▶ **Stored dataset items**
——————
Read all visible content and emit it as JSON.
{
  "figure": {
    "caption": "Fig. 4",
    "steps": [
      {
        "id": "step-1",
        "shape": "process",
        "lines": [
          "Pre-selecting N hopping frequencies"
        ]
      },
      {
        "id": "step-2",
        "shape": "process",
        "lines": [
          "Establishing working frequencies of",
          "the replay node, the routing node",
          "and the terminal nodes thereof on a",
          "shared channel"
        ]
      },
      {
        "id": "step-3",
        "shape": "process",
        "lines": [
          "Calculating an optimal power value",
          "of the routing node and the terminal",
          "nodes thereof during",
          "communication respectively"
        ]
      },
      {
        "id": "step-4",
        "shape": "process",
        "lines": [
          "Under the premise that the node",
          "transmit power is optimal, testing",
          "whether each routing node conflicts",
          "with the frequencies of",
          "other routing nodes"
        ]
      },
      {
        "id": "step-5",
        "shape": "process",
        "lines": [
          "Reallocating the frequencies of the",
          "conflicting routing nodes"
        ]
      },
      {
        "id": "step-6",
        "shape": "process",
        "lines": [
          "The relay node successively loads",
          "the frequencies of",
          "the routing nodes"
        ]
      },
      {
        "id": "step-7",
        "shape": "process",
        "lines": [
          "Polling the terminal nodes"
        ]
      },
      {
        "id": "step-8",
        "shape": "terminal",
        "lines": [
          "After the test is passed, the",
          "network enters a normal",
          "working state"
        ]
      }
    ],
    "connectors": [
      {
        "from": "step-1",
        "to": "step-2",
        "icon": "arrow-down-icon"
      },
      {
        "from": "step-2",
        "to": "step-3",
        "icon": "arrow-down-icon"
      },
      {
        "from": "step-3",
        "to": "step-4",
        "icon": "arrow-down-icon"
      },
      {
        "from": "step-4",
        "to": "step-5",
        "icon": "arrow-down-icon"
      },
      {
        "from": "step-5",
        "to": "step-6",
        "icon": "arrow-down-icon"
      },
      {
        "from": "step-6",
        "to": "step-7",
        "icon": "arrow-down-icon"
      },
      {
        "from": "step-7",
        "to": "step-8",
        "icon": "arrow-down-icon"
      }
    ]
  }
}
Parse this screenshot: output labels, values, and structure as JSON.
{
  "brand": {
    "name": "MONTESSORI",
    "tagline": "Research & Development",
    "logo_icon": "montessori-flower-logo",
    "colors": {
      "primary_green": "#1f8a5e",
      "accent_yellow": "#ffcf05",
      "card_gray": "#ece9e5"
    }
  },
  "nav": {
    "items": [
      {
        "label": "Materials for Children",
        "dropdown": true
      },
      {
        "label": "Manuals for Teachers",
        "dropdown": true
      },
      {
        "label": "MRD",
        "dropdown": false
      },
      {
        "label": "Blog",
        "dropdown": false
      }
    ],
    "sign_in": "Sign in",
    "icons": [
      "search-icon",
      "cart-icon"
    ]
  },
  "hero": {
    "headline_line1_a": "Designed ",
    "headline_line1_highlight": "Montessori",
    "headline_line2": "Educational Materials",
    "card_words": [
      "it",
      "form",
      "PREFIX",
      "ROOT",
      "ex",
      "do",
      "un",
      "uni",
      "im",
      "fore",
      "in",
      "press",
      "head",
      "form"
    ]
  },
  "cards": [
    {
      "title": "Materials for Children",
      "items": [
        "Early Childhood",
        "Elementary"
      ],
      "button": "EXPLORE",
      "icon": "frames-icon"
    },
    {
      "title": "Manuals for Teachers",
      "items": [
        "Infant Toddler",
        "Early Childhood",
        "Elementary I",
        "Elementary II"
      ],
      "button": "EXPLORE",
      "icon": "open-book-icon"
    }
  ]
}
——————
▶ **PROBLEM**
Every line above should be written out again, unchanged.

▶ **RESULT OF THE TASK**
Read all visible content and emit it as JSON.
{
  "figure": {
    "caption": "Fig. 4",
    "steps": [
      {
        "id": "step-1",
        "shape": "process",
        "lines": [
          "Pre-selecting N hopping frequencies"
        ]
      },
      {
        "id": "step-2",
        "shape": "process",
        "lines": [
          "Establishing working frequencies of",
          "the replay node, the routing node",
          "and the terminal nodes thereof on a",
          "shared channel"
        ]
      },
      {
        "id": "step-3",
        "shape": "process",
        "lines": [
          "Calculating an optimal power value",
          "of the routing node and the terminal",
          "nodes thereof during",
          "communication respectively"
        ]
      },
      {
        "id": "step-4",
        "shape": "process",
        "lines": [
          "Under the premise that the node",
          "transmit power is optimal, testing",
          "whether each routing node conflicts",
          "with the frequencies of",
          "other routing nodes"
        ]
      },
      {
        "id": "step-5",
        "shape": "process",
        "lines": [
          "Reallocating the frequencies of the",
          "conflicting routing nodes"
        ]
      },
      {
        "id": "step-6",
        "shape": "process",
        "lines": [
          "The relay node successively loads",
          "the frequencies of",
          "the routing nodes"
        ]
      },
      {
        "id": "step-7",
        "shape": "process",
        "lines": [
          "Polling the terminal nodes"
        ]
      },
      {
        "id": "step-8",
        "shape": "terminal",
        "lines": [
          "After the test is passed, the",
          "network enters a normal",
          "working state"
        ]
      }
    ],
    "connectors": [
      {
        "from": "step-1",
        "to": "step-2",
        "icon": "arrow-down-icon"
      },
      {
        "from": "step-2",
        "to": "step-3",
        "icon": "arrow-down-icon"
      },
      {
        "from": "step-3",
        "to": "step-4",
        "icon": "arrow-down-icon"
      },
      {
        "from": "step-4",
        "to": "step-5",
        "icon": "arrow-down-icon"
      },
      {
        "from": "step-5",
        "to": "step-6",
        "icon": "arrow-down-icon"
      },
      {
        "from": "step-6",
        "to": "step-7",
        "icon": "arrow-down-icon"
      },
      {
        "from": "step-7",
        "to": "step-8",
        "icon": "arrow-down-icon"
      }
    ]
  }
}
Parse this screenshot: output labels, values, and structure as JSON.
{
  "brand": {
    "name": "MONTESSORI",
    "tagline": "Research & Development",
    "logo_icon": "montessori-flower-logo",
    "colors": {
      "primary_green": "#1f8a5e",
      "accent_yellow": "#ffcf05",
      "card_gray": "#ece9e5"
    }
  },
  "nav": {
    "items": [
      {
        "label": "Materials for Children",
        "dropdown": true
      },
      {
        "label": "Manuals for Teachers",
        "dropdown": true
      },
      {
        "label": "MRD",
        "dropdown": false
      },
      {
        "label": "Blog",
        "dropdown": false
      }
    ],
    "sign_in": "Sign in",
    "icons": [
      "search-icon",
      "cart-icon"
    ]
  },
  "hero": {
    "headline_line1_a": "Designed ",
    "headline_line1_highlight": "Montessori",
    "headline_line2": "Educational Materials",
    "card_words": [
      "it",
      "form",
      "PREFIX",
      "ROOT",
      "ex",
      "do",
      "un",
      "uni",
      "im",
      "fore",
      "in",
      "press",
      "head",
      "form"
    ]
  },
  "cards": [
    {
      "title": "Materials for Children",
      "items": [
        "Early Childhood",
        "Elementary"
      ],
      "button": "EXPLORE",
      "icon": "frames-icon"
    },
    {
      "title": "Manuals for Teachers",
      "items": [
        "Infant Toddler",
        "Early Childhood",
        "Elementary I",
        "Elementary II"
      ],
      "button": "EXPLORE",
      "icon": "open-book-icon"
    }
  ]
}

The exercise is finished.